Your answer should consist of the lines below that hold the word "true".

Items from an interface collection:
Start of Block
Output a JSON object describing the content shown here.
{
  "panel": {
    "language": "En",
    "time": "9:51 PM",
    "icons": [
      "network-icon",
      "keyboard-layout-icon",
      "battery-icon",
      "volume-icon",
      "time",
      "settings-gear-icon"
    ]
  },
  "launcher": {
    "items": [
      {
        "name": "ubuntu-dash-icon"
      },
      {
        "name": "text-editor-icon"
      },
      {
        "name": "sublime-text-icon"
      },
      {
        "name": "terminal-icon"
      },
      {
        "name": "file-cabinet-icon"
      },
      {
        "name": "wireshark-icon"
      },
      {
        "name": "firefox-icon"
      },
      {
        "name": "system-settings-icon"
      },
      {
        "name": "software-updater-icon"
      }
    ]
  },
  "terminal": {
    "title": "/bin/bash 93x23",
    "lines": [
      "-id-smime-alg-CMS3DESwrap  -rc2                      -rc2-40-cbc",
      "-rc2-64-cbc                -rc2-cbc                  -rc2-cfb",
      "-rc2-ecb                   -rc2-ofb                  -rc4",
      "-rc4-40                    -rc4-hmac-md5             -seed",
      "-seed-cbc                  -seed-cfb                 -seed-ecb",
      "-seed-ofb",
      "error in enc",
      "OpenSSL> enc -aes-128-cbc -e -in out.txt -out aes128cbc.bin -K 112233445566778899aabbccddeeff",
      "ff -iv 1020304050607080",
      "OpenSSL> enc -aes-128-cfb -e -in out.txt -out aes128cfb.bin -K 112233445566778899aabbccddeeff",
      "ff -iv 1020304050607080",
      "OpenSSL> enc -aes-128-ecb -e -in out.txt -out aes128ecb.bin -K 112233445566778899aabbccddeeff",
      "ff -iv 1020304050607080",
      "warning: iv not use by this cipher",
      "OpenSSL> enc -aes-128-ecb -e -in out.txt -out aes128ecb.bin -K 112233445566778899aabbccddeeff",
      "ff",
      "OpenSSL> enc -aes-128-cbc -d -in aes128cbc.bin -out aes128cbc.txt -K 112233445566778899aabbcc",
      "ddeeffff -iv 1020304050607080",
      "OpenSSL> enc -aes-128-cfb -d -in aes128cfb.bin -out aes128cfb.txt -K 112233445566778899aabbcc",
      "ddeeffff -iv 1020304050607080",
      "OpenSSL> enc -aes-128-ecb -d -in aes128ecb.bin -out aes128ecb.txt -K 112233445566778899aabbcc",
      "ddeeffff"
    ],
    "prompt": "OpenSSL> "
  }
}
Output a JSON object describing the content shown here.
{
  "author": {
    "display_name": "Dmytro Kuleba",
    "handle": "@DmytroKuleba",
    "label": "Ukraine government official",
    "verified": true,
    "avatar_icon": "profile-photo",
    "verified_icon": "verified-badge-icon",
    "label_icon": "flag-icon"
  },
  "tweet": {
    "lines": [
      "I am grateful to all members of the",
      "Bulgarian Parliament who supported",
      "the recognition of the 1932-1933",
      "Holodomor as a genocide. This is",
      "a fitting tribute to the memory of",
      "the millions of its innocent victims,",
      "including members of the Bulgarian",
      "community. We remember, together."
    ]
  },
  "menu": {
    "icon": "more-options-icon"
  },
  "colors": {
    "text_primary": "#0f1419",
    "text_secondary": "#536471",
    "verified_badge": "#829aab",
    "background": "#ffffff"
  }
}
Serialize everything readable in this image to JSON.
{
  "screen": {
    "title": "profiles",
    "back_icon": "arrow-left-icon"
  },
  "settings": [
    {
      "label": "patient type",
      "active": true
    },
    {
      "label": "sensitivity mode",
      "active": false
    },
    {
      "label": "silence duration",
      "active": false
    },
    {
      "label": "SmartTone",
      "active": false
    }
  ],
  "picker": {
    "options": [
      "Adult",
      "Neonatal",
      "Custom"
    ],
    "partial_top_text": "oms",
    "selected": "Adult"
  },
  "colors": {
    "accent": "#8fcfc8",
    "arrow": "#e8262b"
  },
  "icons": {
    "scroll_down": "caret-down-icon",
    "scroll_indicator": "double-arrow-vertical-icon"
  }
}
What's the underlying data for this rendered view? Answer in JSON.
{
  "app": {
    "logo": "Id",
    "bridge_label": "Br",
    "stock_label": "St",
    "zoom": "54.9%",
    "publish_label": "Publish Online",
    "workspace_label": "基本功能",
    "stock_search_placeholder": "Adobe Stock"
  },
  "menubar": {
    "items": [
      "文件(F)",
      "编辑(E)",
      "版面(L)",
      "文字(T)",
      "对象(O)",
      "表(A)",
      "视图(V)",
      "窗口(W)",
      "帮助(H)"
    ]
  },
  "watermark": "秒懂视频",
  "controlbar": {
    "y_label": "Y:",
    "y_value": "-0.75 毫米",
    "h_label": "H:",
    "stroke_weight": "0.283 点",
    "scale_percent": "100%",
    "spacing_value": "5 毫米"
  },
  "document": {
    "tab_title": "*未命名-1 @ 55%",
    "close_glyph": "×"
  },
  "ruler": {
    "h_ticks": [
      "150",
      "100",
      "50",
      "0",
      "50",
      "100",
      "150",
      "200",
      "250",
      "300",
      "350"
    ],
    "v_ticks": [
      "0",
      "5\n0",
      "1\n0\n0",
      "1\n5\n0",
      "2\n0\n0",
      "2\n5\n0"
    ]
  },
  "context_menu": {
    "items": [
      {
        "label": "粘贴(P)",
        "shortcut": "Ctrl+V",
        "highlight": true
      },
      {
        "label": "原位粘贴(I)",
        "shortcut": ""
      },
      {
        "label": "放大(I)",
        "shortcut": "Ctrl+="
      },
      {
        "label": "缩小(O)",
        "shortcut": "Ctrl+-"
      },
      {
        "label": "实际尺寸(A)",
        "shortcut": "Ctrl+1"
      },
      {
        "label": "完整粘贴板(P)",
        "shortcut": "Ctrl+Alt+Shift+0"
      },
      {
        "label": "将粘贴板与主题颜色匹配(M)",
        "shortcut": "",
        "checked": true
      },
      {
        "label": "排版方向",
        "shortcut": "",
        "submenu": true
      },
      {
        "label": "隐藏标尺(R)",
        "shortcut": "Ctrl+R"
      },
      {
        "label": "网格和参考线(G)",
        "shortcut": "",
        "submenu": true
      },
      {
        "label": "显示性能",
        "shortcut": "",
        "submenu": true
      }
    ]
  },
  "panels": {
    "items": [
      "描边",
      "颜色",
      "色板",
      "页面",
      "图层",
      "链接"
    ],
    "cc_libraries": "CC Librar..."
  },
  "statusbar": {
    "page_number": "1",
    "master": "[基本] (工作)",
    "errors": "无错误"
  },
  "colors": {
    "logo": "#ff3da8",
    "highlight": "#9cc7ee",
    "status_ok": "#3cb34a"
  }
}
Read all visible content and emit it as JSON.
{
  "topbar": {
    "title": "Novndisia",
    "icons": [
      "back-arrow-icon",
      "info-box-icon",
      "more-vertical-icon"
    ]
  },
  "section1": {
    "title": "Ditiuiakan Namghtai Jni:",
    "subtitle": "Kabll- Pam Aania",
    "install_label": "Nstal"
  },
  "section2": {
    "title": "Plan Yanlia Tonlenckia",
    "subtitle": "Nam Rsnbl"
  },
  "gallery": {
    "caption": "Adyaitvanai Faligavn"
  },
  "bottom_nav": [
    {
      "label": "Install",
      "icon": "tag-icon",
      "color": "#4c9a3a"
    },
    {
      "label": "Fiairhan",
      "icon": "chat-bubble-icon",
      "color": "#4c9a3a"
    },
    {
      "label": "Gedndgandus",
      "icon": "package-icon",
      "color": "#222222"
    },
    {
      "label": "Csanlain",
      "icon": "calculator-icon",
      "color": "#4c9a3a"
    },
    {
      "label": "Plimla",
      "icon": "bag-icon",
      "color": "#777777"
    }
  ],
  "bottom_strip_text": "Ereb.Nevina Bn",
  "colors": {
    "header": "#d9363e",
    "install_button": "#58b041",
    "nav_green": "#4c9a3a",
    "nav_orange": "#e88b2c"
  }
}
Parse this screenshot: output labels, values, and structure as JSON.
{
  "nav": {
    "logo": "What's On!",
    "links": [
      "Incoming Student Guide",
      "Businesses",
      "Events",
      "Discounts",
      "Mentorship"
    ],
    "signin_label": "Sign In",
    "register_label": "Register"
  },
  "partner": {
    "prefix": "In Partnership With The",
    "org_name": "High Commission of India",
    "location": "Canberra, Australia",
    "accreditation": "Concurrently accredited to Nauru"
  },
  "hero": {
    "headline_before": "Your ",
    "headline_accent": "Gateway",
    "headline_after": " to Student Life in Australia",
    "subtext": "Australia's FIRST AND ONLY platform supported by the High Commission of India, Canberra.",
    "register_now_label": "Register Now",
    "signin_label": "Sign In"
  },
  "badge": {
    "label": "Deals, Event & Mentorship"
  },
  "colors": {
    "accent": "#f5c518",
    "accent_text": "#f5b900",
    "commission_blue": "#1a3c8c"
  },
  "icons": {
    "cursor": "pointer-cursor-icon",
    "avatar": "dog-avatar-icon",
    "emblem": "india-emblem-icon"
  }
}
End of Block
SOLVED EXERCISE:
    "verified": true,
      "active": true
        "highlight": true
        "checked": true
        "submenu": true
        "submenu": true
        "submenu": true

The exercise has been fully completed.